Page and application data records
^^^^^^^^^^^^^^^^
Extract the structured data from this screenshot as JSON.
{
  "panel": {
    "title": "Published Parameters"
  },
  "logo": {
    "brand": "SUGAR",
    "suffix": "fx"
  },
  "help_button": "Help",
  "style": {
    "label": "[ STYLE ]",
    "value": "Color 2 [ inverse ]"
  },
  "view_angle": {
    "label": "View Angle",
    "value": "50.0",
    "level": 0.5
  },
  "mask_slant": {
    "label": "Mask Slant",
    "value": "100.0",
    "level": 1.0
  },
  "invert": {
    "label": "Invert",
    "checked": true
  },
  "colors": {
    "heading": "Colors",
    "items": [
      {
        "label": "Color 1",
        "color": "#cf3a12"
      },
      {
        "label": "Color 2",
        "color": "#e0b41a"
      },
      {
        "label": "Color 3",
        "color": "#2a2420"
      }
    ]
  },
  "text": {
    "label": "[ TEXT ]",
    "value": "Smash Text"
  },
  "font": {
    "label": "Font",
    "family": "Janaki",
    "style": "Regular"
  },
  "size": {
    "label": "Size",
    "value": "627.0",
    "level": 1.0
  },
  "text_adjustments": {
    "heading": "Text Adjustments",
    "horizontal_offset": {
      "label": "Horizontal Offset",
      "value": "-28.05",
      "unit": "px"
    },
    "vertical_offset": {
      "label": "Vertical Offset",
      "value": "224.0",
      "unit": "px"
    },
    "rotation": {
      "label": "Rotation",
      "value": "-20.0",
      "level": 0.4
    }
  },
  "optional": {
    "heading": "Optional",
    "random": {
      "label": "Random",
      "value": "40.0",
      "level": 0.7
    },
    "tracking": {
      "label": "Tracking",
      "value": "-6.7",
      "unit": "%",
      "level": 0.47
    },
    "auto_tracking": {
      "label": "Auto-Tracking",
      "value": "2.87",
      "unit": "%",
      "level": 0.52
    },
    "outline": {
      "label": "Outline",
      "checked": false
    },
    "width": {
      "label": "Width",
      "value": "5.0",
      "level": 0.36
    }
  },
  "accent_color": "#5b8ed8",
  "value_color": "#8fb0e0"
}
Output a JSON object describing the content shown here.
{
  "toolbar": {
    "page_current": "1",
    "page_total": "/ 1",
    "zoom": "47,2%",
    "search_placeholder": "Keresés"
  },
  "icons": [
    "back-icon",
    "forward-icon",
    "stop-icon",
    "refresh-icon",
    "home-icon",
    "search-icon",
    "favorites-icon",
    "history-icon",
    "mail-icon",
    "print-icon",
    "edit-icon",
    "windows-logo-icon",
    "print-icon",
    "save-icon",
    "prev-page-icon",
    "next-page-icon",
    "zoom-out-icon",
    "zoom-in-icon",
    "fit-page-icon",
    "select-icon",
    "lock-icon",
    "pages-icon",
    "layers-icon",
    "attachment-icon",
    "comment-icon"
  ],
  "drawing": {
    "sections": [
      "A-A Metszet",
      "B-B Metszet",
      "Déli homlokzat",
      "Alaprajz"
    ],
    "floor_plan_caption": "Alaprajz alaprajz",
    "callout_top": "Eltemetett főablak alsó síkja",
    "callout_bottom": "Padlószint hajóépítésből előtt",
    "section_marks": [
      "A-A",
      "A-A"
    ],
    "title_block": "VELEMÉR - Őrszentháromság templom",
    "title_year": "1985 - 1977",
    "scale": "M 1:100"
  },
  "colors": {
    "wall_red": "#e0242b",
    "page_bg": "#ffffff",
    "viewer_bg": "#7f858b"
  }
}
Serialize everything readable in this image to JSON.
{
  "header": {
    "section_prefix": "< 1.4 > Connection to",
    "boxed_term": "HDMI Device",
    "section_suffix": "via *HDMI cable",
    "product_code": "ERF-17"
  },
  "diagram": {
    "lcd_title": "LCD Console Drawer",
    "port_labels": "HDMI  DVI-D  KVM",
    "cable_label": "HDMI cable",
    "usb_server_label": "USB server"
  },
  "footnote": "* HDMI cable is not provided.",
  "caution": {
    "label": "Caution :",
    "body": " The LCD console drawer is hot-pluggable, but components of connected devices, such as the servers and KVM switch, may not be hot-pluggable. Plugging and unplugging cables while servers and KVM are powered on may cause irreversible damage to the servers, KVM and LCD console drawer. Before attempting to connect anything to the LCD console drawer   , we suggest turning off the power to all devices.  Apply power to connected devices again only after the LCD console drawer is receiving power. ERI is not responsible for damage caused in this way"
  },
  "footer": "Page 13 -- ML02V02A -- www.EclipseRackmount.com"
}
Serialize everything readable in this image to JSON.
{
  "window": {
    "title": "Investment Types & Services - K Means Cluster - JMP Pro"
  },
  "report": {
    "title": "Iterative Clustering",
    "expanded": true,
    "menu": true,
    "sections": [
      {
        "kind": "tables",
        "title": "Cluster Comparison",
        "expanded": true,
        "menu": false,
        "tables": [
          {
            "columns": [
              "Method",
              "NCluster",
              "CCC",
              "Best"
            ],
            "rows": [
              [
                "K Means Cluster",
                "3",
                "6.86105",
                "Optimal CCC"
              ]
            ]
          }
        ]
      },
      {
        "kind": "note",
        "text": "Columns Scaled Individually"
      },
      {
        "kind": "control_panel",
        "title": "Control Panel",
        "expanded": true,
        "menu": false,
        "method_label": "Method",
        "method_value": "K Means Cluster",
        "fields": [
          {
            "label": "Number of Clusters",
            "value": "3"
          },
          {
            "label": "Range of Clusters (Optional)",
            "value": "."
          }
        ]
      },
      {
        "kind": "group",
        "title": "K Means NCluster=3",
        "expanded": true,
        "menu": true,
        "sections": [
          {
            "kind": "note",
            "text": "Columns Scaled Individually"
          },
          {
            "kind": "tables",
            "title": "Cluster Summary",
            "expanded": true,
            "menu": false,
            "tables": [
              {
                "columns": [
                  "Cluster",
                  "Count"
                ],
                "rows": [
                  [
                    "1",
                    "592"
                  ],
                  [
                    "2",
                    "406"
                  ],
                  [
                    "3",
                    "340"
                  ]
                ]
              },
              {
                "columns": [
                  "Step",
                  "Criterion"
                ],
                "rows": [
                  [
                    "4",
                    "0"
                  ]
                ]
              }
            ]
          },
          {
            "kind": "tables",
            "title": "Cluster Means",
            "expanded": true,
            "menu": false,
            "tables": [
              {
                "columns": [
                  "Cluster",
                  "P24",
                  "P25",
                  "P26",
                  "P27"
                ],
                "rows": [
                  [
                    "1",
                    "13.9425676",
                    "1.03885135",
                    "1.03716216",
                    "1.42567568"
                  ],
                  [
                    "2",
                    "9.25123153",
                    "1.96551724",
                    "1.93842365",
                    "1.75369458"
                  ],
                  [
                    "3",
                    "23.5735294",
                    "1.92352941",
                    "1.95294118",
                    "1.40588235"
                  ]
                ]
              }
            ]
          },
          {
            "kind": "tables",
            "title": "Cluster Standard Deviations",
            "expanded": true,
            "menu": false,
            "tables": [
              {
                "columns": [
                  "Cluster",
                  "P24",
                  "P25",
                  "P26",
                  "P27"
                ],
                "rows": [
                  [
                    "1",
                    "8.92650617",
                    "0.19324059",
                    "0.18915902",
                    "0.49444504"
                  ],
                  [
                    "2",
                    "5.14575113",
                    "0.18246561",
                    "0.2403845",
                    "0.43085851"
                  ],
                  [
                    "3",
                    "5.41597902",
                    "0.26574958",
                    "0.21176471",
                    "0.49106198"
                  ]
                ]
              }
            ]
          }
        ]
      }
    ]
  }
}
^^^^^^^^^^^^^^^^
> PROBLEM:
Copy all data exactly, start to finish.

> EXERCISE OUTPUT:
Extract the structured data from this screenshot as JSON.
{
  "panel": {
    "title": "Published Parameters"
  },
  "logo": {
    "brand": "SUGAR",
    "suffix": "fx"
  },
  "help_button": "Help",
  "style": {
    "label": "[ STYLE ]",
    "value": "Color 2 [ inverse ]"
  },
  "view_angle": {
    "label": "View Angle",
    "value": "50.0",
    "level": 0.5
  },
  "mask_slant": {
    "label": "Mask Slant",
    "value": "100.0",
    "level": 1.0
  },
  "invert": {
    "label": "Invert",
    "checked": true
  },
  "colors": {
    "heading": "Colors",
    "items": [
      {
        "label": "Color 1",
        "color": "#cf3a12"
      },
      {
        "label": "Color 2",
        "color": "#e0b41a"
      },
      {
        "label": "Color 3",
        "color": "#2a2420"
      }
    ]
  },
  "text": {
    "label": "[ TEXT ]",
    "value": "Smash Text"
  },
  "font": {
    "label": "Font",
    "family": "Janaki",
    "style": "Regular"
  },
  "size": {
    "label": "Size",
    "value": "627.0",
    "level": 1.0
  },
  "text_adjustments": {
    "heading": "Text Adjustments",
    "horizontal_offset": {
      "label": "Horizontal Offset",
      "value": "-28.05",
      "unit": "px"
    },
    "vertical_offset": {
      "label": "Vertical Offset",
      "value": "224.0",
      "unit": "px"
    },
    "rotation": {
      "label": "Rotation",
      "value": "-20.0",
      "level": 0.4
    }
  },
  "optional": {
    "heading": "Optional",
    "random": {
      "label": "Random",
      "value": "40.0",
      "level": 0.7
    },
    "tracking": {
      "label": "Tracking",
      "value": "-6.7",
      "unit": "%",
      "level": 0.47
    },
    "auto_tracking": {
      "label": "Auto-Tracking",
      "value": "2.87",
      "unit": "%",
      "level": 0.52
    },
    "outline": {
      "label": "Outline",
      "checked": false
    },
    "width": {
      "label": "Width",
      "value": "5.0",
      "level": 0.36
    }
  },
  "accent_color": "#5b8ed8",
  "value_color": "#8fb0e0"
}
Output a JSON object describing the content shown here.
{
  "toolbar": {
    "page_current": "1",
    "page_total": "/ 1",
    "zoom": "47,2%",
    "search_placeholder": "Keresés"
  },
  "icons": [
    "back-icon",
    "forward-icon",
    "stop-icon",
    "refresh-icon",
    "home-icon",
    "search-icon",
    "favorites-icon",
    "history-icon",
    "mail-icon",
    "print-icon",
    "edit-icon",
    "windows-logo-icon",
    "print-icon",
    "save-icon",
    "prev-page-icon",
    "next-page-icon",
    "zoom-out-icon",
    "zoom-in-icon",
    "fit-page-icon",
    "select-icon",
    "lock-icon",
    "pages-icon",
    "layers-icon",
    "attachment-icon",
    "comment-icon"
  ],
  "drawing": {
    "sections": [
      "A-A Metszet",
      "B-B Metszet",
      "Déli homlokzat",
      "Alaprajz"
    ],
    "floor_plan_caption": "Alaprajz alaprajz",
    "callout_top": "Eltemetett főablak alsó síkja",
    "callout_bottom": "Padlószint hajóépítésből előtt",
    "section_marks": [
      "A-A",
      "A-A"
    ],
    "title_block": "VELEMÉR - Őrszentháromság templom",
    "title_year": "1985 - 1977",
    "scale": "M 1:100"
  },
  "colors": {
    "wall_red": "#e0242b",
    "page_bg": "#ffffff",
    "viewer_bg": "#7f858b"
  }
}
Serialize everything readable in this image to JSON.
{
  "header": {
    "section_prefix": "< 1.4 > Connection to",
    "boxed_term": "HDMI Device",
    "section_suffix": "via *HDMI cable",
    "product_code": "ERF-17"
  },
  "diagram": {
    "lcd_title": "LCD Console Drawer",
    "port_labels": "HDMI  DVI-D  KVM",
    "cable_label": "HDMI cable",
    "usb_server_label": "USB server"
  },
  "footnote": "* HDMI cable is not provided.",
  "caution": {
    "label": "Caution :",
    "body": " The LCD console drawer is hot-pluggable, but components of connected devices, such as the servers and KVM switch, may not be hot-pluggable. Plugging and unplugging cables while servers and KVM are powered on may cause irreversible damage to the servers, KVM and LCD console drawer. Before attempting to connect anything to the LCD console drawer   , we suggest turning off the power to all devices.  Apply power to connected devices again only after the LCD console drawer is receiving power. ERI is not responsible for damage caused in this way"
  },
  "footer": "Page 13 -- ML02V02A -- www.EclipseRackmount.com"
}
Serialize everything readable in this image to JSON.
{
  "window": {
    "title": "Investment Types & Services - K Means Cluster - JMP Pro"
  },
  "report": {
    "title": "Iterative Clustering",
    "expanded": true,
    "menu": true,
    "sections": [
      {
        "kind": "tables",
        "title": "Cluster Comparison",
        "expanded": true,
        "menu": false,
        "tables": [
          {
            "columns": [
              "Method",
              "NCluster",
              "CCC",
              "Best"
            ],
            "rows": [
              [
                "K Means Cluster",
                "3",
                "6.86105",
                "Optimal CCC"
              ]
            ]
          }
        ]
      },
      {
        "kind": "note",
        "text": "Columns Scaled Individually"
      },
      {
        "kind": "control_panel",
        "title": "Control Panel",
        "expanded": true,
        "menu": false,
        "method_label": "Method",
        "method_value": "K Means Cluster",
        "fields": [
          {
            "label": "Number of Clusters",
            "value": "3"
          },
          {
            "label": "Range of Clusters (Optional)",
            "value": "."
          }
        ]
      },
      {
        "kind": "group",
        "title": "K Means NCluster=3",
        "expanded": true,
        "menu": true,
        "sections": [
          {
            "kind": "note",
            "text": "Columns Scaled Individually"
          },
          {
            "kind": "tables",
            "title": "Cluster Summary",
            "expanded": true,
            "menu": false,
            "tables": [
              {
                "columns": [
                  "Cluster",
                  "Count"
                ],
                "rows": [
                  [
                    "1",
                    "592"
                  ],
                  [
                    "2",
                    "406"
                  ],
                  [
                    "3",
                    "340"
                  ]
                ]
              },
              {
                "columns": [
                  "Step",
                  "Criterion"
                ],
                "rows": [
                  [
                    "4",
                    "0"
                  ]
                ]
              }
            ]
          },
          {
            "kind": "tables",
            "title": "Cluster Means",
            "expanded": true,
            "menu": false,
            "tables": [
              {
                "columns": [
                  "Cluster",
                  "P24",
                  "P25",
                  "P26",
                  "P27"
                ],
                "rows": [
                  [
                    "1",
                    "13.9425676",
                    "1.03885135",
                    "1.03716216",
                    "1.42567568"
                  ],
                  [
                    "2",
                    "9.25123153",
                    "1.96551724",
                    "1.93842365",
                    "1.75369458"
                  ],
                  [
                    "3",
                    "23.5735294",
                    "1.92352941",
                    "1.95294118",
                    "1.40588235"
                  ]
                ]
              }
            ]
          },
          {
            "kind": "tables",
            "title": "Cluster Standard Deviations",
            "expanded": true,
            "menu": false,
            "tables": [
              {
                "columns": [
                  "Cluster",
                  "P24",
                  "P25",
                  "P26",
                  "P27"
                ],
                "rows": [
                  [
                    "1",
                    "8.92650617",
                    "0.19324059",
                    "0.18915902",
                    "0.49444504"
                  ],
                  [
                    "2",
                    "5.14575113",
                    "0.18246561",
                    "0.2403845",
                    "0.43085851"
                  ],
                  [
                    "3",
                    "5.41597902",
                    "0.26574958",
                    "0.21176471",
                    "0.49106198"
                  ]
                ]
              }
            ]
          }
        ]
      }
    ]
  }
}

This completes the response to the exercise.